The other day, I had the tune of song from Goodwin Club in my head, an Orange County ska band popular around 1994-1995, and I’ve spent the last thirty minutes digging through the Internet trying to find a recording. In doing so, I realize that the Internet, and what it provides, has become fully entrenched into nearly all my behaviors. Without even giving it thought, I went out looking for content that is essentially pre-Web, pre-MP3, and therefore doesn’t exist (at least to me, as I take the Internet for granted).

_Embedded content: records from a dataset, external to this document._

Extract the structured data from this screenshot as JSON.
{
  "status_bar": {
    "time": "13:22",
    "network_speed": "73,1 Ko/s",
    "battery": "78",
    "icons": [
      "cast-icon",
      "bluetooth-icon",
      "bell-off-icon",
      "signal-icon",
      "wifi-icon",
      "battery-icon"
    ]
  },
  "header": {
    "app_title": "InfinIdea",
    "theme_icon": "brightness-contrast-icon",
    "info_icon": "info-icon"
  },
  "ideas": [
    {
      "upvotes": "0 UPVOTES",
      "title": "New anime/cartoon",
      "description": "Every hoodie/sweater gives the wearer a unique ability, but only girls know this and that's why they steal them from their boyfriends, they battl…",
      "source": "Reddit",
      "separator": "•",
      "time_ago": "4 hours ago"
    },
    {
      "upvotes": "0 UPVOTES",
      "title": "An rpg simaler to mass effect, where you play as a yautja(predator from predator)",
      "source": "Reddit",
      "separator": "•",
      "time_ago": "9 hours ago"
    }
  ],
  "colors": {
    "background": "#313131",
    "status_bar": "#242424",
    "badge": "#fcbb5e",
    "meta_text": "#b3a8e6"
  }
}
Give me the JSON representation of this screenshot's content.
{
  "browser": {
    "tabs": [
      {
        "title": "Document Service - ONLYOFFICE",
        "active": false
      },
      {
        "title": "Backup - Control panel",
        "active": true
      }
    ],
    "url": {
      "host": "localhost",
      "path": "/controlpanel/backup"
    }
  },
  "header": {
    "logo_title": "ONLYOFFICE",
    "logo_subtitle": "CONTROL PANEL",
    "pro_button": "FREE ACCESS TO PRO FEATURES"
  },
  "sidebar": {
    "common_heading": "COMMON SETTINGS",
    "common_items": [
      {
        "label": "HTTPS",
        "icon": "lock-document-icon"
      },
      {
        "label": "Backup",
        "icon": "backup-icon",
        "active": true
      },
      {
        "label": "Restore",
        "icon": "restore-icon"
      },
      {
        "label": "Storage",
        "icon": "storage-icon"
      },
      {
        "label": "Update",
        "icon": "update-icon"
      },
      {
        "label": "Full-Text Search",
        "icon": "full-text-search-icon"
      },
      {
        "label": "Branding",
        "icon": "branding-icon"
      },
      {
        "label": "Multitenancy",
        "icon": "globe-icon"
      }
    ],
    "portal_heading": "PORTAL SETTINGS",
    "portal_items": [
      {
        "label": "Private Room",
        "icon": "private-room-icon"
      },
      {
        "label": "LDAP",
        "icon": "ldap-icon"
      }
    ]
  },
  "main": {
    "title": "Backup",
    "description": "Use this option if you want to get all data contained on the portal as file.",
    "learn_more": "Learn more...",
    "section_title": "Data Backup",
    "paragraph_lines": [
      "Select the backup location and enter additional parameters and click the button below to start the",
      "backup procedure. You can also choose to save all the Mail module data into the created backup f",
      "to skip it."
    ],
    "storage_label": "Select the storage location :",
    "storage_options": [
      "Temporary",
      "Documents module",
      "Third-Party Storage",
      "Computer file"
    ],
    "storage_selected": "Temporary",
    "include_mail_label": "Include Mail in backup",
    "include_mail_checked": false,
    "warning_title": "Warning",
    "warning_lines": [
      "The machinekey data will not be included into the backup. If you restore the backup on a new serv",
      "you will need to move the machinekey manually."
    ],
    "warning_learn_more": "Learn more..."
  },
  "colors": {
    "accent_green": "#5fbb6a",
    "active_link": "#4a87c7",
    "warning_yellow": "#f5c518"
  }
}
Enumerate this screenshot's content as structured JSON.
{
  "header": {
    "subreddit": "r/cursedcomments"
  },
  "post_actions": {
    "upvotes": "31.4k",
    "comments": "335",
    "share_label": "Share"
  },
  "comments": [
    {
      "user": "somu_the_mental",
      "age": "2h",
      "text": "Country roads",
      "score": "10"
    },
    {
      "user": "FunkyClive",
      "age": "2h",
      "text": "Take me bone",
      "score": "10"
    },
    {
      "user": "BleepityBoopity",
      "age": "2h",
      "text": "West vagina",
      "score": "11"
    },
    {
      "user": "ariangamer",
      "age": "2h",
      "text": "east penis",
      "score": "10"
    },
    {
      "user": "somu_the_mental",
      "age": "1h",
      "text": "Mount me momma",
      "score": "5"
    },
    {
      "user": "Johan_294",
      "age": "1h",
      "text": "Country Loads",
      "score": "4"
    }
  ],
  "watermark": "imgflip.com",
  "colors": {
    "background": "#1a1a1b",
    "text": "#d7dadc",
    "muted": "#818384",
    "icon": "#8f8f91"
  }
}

Today, a band like the Goodwin Club, would likely have MP3’s scattered throughout the Internet, either by their own choice or out of their control. It would almost be harder not to spread their recordings wide, as demo tapes would probably be created in digital format first. With tools like GarageBand for the Mac, and the simple ubiquity of computers that can record audio in the first place, the difference between garage bands from 2005 and 1994 is about the same as the difference between garage bands from 1950.
And while I really would like to find even just one digital recording of the Goodwin Club, I understand that the sort of warmth that comes from remembering the Good Old Days doesn’t come from having exact bit by bit recordings. The lack of a full archive requires that you swim in your memories, sending off ripples that bring about other lost memories that you might overlook if given an all encompassing, unbiased and completely comprehensive perspective. The imperfections of the mind mold those experiences into something else over time, something that perfection might destroy.
But if you have a copy, I still want it.